> [Exercise requirements] An exact printout of all the entries is required.

(Collected data)
........

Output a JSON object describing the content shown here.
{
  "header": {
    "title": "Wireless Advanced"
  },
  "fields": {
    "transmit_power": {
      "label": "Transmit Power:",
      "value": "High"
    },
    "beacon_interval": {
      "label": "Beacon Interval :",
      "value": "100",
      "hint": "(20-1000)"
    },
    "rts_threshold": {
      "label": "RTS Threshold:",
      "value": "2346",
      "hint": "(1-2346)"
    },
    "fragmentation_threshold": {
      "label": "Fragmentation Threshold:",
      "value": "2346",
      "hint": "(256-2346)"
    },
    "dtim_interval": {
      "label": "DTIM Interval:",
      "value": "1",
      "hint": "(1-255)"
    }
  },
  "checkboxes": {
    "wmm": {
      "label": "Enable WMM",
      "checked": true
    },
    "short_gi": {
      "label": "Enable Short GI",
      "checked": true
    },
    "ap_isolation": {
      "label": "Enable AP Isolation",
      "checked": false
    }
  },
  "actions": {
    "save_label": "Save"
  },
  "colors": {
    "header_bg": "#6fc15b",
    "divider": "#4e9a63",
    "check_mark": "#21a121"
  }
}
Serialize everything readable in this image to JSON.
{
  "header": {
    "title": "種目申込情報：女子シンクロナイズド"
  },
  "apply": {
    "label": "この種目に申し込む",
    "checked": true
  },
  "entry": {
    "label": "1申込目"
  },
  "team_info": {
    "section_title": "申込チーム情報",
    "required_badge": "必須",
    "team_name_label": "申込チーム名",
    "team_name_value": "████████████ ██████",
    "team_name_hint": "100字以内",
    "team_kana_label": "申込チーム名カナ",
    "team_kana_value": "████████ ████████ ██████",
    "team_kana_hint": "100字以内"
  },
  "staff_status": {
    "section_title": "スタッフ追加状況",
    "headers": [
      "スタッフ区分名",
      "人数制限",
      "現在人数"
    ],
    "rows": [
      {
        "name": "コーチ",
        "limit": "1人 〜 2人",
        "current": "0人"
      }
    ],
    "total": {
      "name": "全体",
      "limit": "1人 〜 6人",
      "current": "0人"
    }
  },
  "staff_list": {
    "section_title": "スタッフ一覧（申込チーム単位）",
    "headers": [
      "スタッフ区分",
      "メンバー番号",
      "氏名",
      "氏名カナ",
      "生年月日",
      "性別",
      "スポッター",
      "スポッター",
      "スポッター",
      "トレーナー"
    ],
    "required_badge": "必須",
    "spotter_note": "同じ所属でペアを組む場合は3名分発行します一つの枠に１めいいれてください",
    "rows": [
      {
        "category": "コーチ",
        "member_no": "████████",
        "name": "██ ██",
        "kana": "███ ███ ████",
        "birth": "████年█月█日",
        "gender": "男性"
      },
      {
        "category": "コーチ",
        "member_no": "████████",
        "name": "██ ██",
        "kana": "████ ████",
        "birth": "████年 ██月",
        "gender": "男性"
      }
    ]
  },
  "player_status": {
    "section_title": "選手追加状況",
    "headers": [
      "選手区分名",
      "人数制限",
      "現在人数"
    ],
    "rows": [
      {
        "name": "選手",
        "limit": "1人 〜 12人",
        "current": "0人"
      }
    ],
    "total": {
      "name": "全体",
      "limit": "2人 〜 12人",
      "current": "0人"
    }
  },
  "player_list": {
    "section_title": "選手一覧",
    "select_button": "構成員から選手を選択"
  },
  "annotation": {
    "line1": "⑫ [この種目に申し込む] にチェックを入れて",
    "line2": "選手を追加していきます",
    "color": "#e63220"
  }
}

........

> [Answer for this exercise]
Output a JSON object describing the content shown here.
{
  "header": {
    "title": "Wireless Advanced"
  },
  "fields": {
    "transmit_power": {
      "label": "Transmit Power:",
      "value": "High"
    },
    "beacon_interval": {
      "label": "Beacon Interval :",
      "value": "100",
      "hint": "(20-1000)"
    },
    "rts_threshold": {
      "label": "RTS Threshold:",
      "value": "2346",
      "hint": "(1-2346)"
    },
    "fragmentation_threshold": {
      "label": "Fragmentation Threshold:",
      "value": "2346",
      "hint": "(256-2346)"
    },
    "dtim_interval": {
      "label": "DTIM Interval:",
      "value": "1",
      "hint": "(1-255)"
    }
  },
  "checkboxes": {
    "wmm": {
      "label": "Enable WMM",
      "checked": true
    },
    "short_gi": {
      "label": "Enable Short GI",
      "checked": true
    },
    "ap_isolation": {
      "label": "Enable AP Isolation",
      "checked": false
    }
  },
  "actions": {
    "save_label": "Save"
  },
  "colors": {
    "header_bg": "#6fc15b",
    "divider": "#4e9a63",
    "check_mark": "#21a121"
  }
}
Serialize everything readable in this image to JSON.
{
  "header": {
    "title": "種目申込情報：女子シンクロナイズド"
  },
  "apply": {
    "label": "この種目に申し込む",
    "checked": true
  },
  "entry": {
    "label": "1申込目"
  },
  "team_info": {
    "section_title": "申込チーム情報",
    "required_badge": "必須",
    "team_name_label": "申込チーム名",
    "team_name_value": "████████████ ██████",
    "team_name_hint": "100字以内",
    "team_kana_label": "申込チーム名カナ",
    "team_kana_value": "████████ ████████ ██████",
    "team_kana_hint": "100字以内"
  },
  "staff_status": {
    "section_title": "スタッフ追加状況",
    "headers": [
      "スタッフ区分名",
      "人数制限",
      "現在人数"
    ],
    "rows": [
      {
        "name": "コーチ",
        "limit": "1人 〜 2人",
        "current": "0人"
      }
    ],
    "total": {
      "name": "全体",
      "limit": "1人 〜 6人",
      "current": "0人"
    }
  },
  "staff_list": {
    "section_title": "スタッフ一覧（申込チーム単位）",
    "headers": [
      "スタッフ区分",
      "メンバー番号",
      "氏名",
      "氏名カナ",
      "生年月日",
      "性別",
      "スポッター",
      "スポッター",
      "スポッター",
      "トレーナー"
    ],
    "required_badge": "必須",
    "spotter_note": "同じ所属でペアを組む場合は3名分発行します一つの枠に１めいいれてください",
    "rows": [
      {
        "category": "コーチ",
        "member_no": "████████",
        "name": "██ ██",
        "kana": "███ ███ ████",
        "birth": "████年█月█日",
        "gender": "男性"
      },
      {
        "category": "コーチ",
        "member_no": "████████",
        "name": "██ ██",
        "kana": "████ ████",
        "birth": "████年 ██月",
        "gender": "男性"
      }
    ]
  },
  "player_status": {
    "section_title": "選手追加状況",
    "headers": [
      "選手区分名",
      "人数制限",
      "現在人数"
    ],
    "rows": [
      {
        "name": "選手",
        "limit": "1人 〜 12人",
        "current": "0人"
      }
    ],
    "total": {
      "name": "全体",
      "limit": "2人 〜 12人",
      "current": "0人"
    }
  },
  "player_list": {
    "section_title": "選手一覧",
    "select_button": "構成員から選手を選択"
  },
  "annotation": {
    "line1": "⑫ [この種目に申し込む] にチェックを入れて",
    "line2": "選手を追加していきます",
    "color": "#e63220"
  }
}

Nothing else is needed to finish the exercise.